The thirst of wanting to participate in English football may mean Mourinho has to accept a fourth solution, if as expected, he leaves the Bernabeu in the summer.
Both Manchester clubs are not envisioned to have a change in manager despite pressure on City’s Roberto Mancini in a season where they have failed miserably to retain their Premier League crown.
Paris Saint German, the club bankrolled by the Qatari Investment Fund may look towards Mourinho as a replacement for current incumbent Ancelotti. But Mourinho hasn’t shown a great excitement to compete in the French league.
It’s a possibility that the time on the road in Italy and Spain, where he has endured a tempestuous time with the media and clashing with club fans in the latter, has mellowed Mourinho’s heart and made him long to return “home”.
But it’s important for Mourinho to push away any emotional thoughts and think clinically if he really wants to return to the Bridge.
Would a prospective second spell be just as good as the first?
Kevin Keegan would probably tell him otherwise. The former Newcastle coach’s second stint in charge of the Magpies in 2008 ended in disaster when he left citing differences with owner Mike Ashley and his inner circle.
Mourinho could find himself embroiled in something similar, as Chelsea owner Roman Abramovich still has a trusted team surrounding him, including Michael Emenalo and a new chief executive, Ron Gourlay.
It is true that the relationship between Abramovich and Mourinho has been resolved since the latter’s departure, but would working again not flame up those old differences? Abramovich, like Mourinho’s last time in charge, wants to have a say in the direction the team moves, the style of football, players to come and go, as shown by his determination to sign Torres in 2011 and plunge him onto his subsequent managers.
Maybe Mourinho is being misjudged here. He won two Premier League titles, an FA Cup and a League Cup in his time at Chelsea. The Champions League proved out of range, and he has stated he would like to win one with an English team. But is that target worth it for him to go through all the possible stresses?
It remains to be seen where Mourinho’s next destination lies.
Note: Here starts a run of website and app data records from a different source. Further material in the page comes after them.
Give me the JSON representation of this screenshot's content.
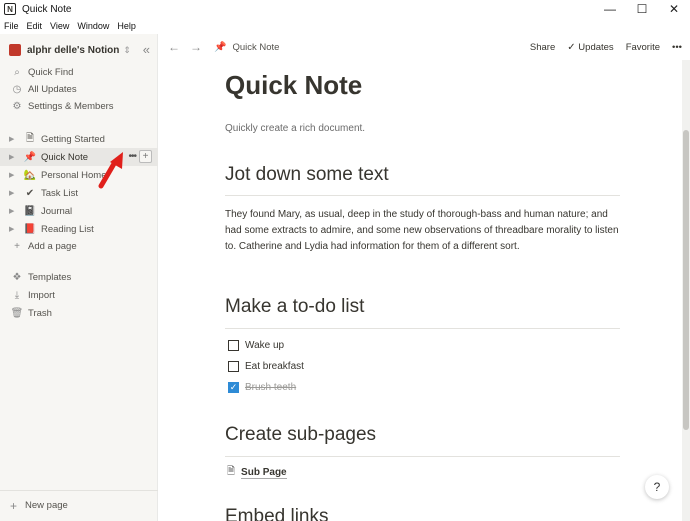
{
  "window": {
    "icon": "N",
    "title": "Quick Note",
    "controls": [
      "—",
      "☐",
      "✕"
    ]
  },
  "menu": [
    "File",
    "Edit",
    "View",
    "Window",
    "Help"
  ],
  "sidebar": {
    "workspace": "alphr delle's Notion",
    "top_items": [
      {
        "icon": "search-icon",
        "glyph": "⌕",
        "label": "Quick Find"
      },
      {
        "icon": "clock-icon",
        "glyph": "◷",
        "label": "All Updates"
      },
      {
        "icon": "gear-icon",
        "glyph": "⚙",
        "label": "Settings & Members"
      }
    ],
    "pages": [
      {
        "icon": "document-icon",
        "glyph": "🗎",
        "label": "Getting Started"
      },
      {
        "icon": "pin-icon",
        "glyph": "📌",
        "label": "Quick Note"
      },
      {
        "icon": "house-icon",
        "glyph": "🏡",
        "label": "Personal Home"
      },
      {
        "icon": "checkmark-icon",
        "glyph": "✔",
        "label": "Task List"
      },
      {
        "icon": "notebook-icon",
        "glyph": "📓",
        "label": "Journal"
      },
      {
        "icon": "book-icon",
        "glyph": "📕",
        "label": "Reading List"
      }
    ],
    "add_page": "Add a page",
    "bottom_items": [
      {
        "icon": "templates-icon",
        "glyph": "❖",
        "label": "Templates"
      },
      {
        "icon": "import-icon",
        "glyph": "⤓",
        "label": "Import"
      },
      {
        "icon": "trash-icon",
        "glyph": "🗑",
        "label": "Trash"
      }
    ],
    "new_page": "New page"
  },
  "topbar": {
    "breadcrumb": "Quick Note",
    "share": "Share",
    "updates": "Updates",
    "favorite": "Favorite",
    "more": "•••"
  },
  "page": {
    "title": "Quick Note",
    "subtitle": "Quickly create a rich document.",
    "h_text": "Jot down some text",
    "paragraph": "They found Mary, as usual, deep in the study of thorough-bass and human nature; and had some extracts to admire, and some new observations of threadbare morality to listen to. Catherine and Lydia had information for them of a different sort.",
    "h_todo": "Make a to-do list",
    "todos": [
      {
        "label": "Wake up",
        "checked": false
      },
      {
        "label": "Eat breakfast",
        "checked": false
      },
      {
        "label": "Brush teeth",
        "checked": true
      }
    ],
    "h_sub": "Create sub-pages",
    "subpage": "Sub Page",
    "h_embed": "Embed links"
  },
  "help": "?"
}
The rumours certainly won’t stop, but if he does return to Chelsea and fails, then he’ll wonder whether he should have left his memories of the Blues consigned to his first management spell at the club.